Image of the week… the one that broke her

15th April 2021

It seems I bring snow to Hastings.

My clumsy frozen fingers refused to move despite my wishes. I thought of Uma Therman in Kill Bill urging her little toe to move on her demand. The bitter air nips at my cheeks and I breathe it in greedily. I have a love hate relationship with snow in the winter. The adore the bleak neutral tones and emptiness. The crisp of the cold that wakes you up from any lethargic depression. The way snow paints everything so beautifully into silence- covering the landscape with a gentle hush. But I loathe the red raw skin, the relentless shivering and how one simple movement can take an hour of fumbling.

I reach the edge of the reserve and stare out across the cliff. I bunch of yellow flowers is tied to the fence .The snow covers it beautifully and I lift my camera, battling the wind. My hands desperately try to force the winder.


Am I broken or is the camera?

I try again, this time with gusto. I definitive clunk lets me know the camera has broken. I surrender and enjoy the walk until everything just looks like the same snowy path.

I stop the family hiking towards me and ask for directions to the car park. After a long exchange of unnecessary questions and pointing at Google maps I simply ask to follow them. They explain they are heading to the car park. This sounds hopeful. Yet the one they describe doesn’t sound right. I explain I had walked through mud up to my knees on arrival and they look at me disturbed.

After 25 minutes of polite , jolly small talk we reach the car park; their car park. I’m gutted. I’m cold and want to be swaddled in a blanket of fleeces and fed hot chocolate. More realistically I dreamt of the deafening blare of my car heating . Soon it would hit my face- a violent explosion of stale dusty warmth.

They pointed to a dot on Google maps and explained my car park was another 25-minute stroll. Without missing a beat, they clambered into the family station wagon.

I turned to face the road.

Ten minutes later I jumped as a car honked behind me, slowed down enough for me to see the family wave and then hooned off into the distant windy country lane.

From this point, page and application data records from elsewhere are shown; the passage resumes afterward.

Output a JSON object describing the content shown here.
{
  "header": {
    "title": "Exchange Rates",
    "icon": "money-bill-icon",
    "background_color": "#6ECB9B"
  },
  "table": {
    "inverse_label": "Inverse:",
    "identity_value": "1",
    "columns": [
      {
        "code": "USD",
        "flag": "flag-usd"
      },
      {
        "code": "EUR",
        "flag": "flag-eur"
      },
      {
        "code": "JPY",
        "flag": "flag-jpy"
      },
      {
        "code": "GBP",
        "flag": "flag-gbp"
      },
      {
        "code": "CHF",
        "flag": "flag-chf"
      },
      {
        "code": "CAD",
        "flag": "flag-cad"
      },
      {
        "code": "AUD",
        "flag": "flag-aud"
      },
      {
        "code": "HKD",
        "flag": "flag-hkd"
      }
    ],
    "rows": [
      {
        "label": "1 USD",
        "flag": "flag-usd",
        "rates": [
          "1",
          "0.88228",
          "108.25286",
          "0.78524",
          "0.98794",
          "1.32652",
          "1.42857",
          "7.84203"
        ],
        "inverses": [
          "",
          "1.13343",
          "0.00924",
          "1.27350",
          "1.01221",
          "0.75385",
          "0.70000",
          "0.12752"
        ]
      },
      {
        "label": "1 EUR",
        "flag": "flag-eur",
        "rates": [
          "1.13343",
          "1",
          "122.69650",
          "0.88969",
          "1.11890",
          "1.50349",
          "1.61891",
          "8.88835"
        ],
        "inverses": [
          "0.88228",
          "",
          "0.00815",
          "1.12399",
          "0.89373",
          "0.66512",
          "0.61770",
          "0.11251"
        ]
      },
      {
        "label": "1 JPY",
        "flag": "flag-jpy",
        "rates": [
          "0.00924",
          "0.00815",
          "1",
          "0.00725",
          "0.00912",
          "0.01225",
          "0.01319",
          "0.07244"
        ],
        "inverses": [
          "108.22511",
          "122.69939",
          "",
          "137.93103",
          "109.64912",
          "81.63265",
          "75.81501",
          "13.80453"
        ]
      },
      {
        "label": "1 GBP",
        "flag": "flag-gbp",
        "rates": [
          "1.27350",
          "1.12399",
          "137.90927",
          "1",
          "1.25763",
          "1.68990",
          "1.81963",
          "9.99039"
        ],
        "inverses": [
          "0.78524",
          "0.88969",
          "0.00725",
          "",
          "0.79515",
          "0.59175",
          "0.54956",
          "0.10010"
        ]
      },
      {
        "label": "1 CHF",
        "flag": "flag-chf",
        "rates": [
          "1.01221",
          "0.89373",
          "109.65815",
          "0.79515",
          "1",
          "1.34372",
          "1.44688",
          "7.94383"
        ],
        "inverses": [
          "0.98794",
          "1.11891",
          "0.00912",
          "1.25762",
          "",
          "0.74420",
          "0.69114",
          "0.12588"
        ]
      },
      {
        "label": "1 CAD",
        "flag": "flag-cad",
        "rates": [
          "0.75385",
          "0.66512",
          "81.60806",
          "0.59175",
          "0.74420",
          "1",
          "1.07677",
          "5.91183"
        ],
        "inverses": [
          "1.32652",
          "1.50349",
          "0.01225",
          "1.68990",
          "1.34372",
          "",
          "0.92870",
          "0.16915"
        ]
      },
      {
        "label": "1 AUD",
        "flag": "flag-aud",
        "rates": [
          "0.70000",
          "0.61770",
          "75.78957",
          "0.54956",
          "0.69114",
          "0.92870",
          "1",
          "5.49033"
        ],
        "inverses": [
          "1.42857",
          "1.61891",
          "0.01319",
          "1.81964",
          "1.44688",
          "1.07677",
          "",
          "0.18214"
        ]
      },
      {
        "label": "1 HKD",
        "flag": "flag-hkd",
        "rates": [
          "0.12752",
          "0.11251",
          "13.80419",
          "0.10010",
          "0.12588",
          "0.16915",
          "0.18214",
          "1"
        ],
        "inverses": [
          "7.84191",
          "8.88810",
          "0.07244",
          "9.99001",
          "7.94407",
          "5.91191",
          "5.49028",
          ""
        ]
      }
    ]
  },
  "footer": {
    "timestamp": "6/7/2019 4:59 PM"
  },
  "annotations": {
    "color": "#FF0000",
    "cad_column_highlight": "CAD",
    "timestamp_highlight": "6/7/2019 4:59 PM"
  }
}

As the scans came back today from my trip to Hastings two months later. I found this shot. It was the frame I took before the camera jammed.